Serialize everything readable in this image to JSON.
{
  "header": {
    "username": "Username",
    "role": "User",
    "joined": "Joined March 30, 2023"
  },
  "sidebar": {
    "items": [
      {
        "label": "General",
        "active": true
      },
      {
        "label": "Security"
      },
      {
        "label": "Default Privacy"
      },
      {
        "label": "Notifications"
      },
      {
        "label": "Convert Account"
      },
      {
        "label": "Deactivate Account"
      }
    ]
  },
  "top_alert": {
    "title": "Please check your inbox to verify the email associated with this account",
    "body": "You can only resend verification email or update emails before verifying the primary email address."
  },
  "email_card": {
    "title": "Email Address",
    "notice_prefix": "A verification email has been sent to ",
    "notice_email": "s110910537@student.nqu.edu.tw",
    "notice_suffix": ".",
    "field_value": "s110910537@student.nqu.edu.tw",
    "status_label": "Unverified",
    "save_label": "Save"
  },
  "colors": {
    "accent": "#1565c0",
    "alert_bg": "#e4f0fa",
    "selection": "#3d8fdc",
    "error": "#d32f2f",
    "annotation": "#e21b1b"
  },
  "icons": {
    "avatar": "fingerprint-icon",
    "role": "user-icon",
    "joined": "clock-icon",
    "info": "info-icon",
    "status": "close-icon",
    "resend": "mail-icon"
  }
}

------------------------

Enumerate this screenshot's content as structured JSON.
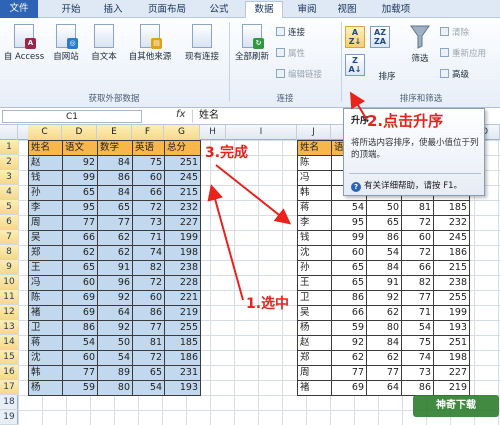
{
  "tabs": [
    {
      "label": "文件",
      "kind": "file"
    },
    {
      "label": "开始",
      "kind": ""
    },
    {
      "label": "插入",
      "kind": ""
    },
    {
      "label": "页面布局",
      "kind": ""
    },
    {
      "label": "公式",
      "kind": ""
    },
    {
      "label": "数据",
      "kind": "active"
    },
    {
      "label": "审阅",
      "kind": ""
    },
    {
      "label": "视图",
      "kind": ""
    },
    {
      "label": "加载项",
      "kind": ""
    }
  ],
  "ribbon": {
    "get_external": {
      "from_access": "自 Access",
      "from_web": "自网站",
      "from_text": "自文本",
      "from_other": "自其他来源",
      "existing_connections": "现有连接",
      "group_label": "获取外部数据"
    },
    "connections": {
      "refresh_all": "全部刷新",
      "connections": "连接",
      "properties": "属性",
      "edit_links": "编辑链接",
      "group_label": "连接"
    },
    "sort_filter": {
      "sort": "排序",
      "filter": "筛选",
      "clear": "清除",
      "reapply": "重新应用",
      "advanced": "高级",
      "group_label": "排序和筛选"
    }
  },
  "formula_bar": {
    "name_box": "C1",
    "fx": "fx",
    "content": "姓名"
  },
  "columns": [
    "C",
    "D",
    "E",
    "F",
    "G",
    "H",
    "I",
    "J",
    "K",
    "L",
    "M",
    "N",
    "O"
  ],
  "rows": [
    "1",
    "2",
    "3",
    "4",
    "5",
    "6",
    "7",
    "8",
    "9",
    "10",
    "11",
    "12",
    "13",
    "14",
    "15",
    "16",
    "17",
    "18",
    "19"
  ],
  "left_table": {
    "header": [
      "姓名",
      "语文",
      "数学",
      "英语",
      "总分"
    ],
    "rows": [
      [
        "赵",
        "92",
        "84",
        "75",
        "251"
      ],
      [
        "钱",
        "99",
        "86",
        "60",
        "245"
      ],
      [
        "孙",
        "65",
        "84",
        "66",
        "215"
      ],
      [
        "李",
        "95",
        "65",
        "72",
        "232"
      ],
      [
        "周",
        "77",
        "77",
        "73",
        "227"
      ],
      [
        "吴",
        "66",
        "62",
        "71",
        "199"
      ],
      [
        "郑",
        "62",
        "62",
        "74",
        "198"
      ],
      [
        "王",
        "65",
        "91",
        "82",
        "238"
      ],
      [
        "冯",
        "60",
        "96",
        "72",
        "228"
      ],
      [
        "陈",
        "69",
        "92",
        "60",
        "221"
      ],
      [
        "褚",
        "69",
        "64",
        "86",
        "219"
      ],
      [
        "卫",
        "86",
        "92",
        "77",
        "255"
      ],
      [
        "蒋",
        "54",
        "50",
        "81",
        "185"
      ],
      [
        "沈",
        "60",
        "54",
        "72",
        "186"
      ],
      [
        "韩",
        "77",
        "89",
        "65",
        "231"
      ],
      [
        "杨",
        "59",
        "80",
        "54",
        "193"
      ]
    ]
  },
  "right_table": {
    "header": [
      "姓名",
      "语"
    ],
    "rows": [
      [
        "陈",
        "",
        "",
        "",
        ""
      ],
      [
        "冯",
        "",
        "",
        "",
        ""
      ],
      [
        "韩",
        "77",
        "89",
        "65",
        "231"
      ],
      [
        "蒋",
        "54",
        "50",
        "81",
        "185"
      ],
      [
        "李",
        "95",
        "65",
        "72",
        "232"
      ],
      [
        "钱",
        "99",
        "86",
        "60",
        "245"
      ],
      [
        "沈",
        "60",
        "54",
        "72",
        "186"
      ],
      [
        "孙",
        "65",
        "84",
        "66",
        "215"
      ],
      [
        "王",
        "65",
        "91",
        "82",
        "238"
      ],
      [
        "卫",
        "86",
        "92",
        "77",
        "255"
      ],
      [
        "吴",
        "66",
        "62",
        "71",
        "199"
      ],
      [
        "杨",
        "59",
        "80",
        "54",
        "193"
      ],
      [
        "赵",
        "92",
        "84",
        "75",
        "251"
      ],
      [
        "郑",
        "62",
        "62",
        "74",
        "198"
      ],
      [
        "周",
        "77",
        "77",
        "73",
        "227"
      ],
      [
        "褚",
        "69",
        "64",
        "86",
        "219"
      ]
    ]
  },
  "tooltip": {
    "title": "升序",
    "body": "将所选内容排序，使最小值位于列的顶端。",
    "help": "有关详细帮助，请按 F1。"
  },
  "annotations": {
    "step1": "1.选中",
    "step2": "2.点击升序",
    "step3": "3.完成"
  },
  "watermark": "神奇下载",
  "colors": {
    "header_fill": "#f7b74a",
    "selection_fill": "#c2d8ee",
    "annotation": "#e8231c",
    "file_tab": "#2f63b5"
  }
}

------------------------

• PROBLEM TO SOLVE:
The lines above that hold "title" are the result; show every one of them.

• PROBLEM SOLUTION:
    "title": "Please check your inbox to verify the email associated with this account",
    "title": "Email Address",
    "title": "升序",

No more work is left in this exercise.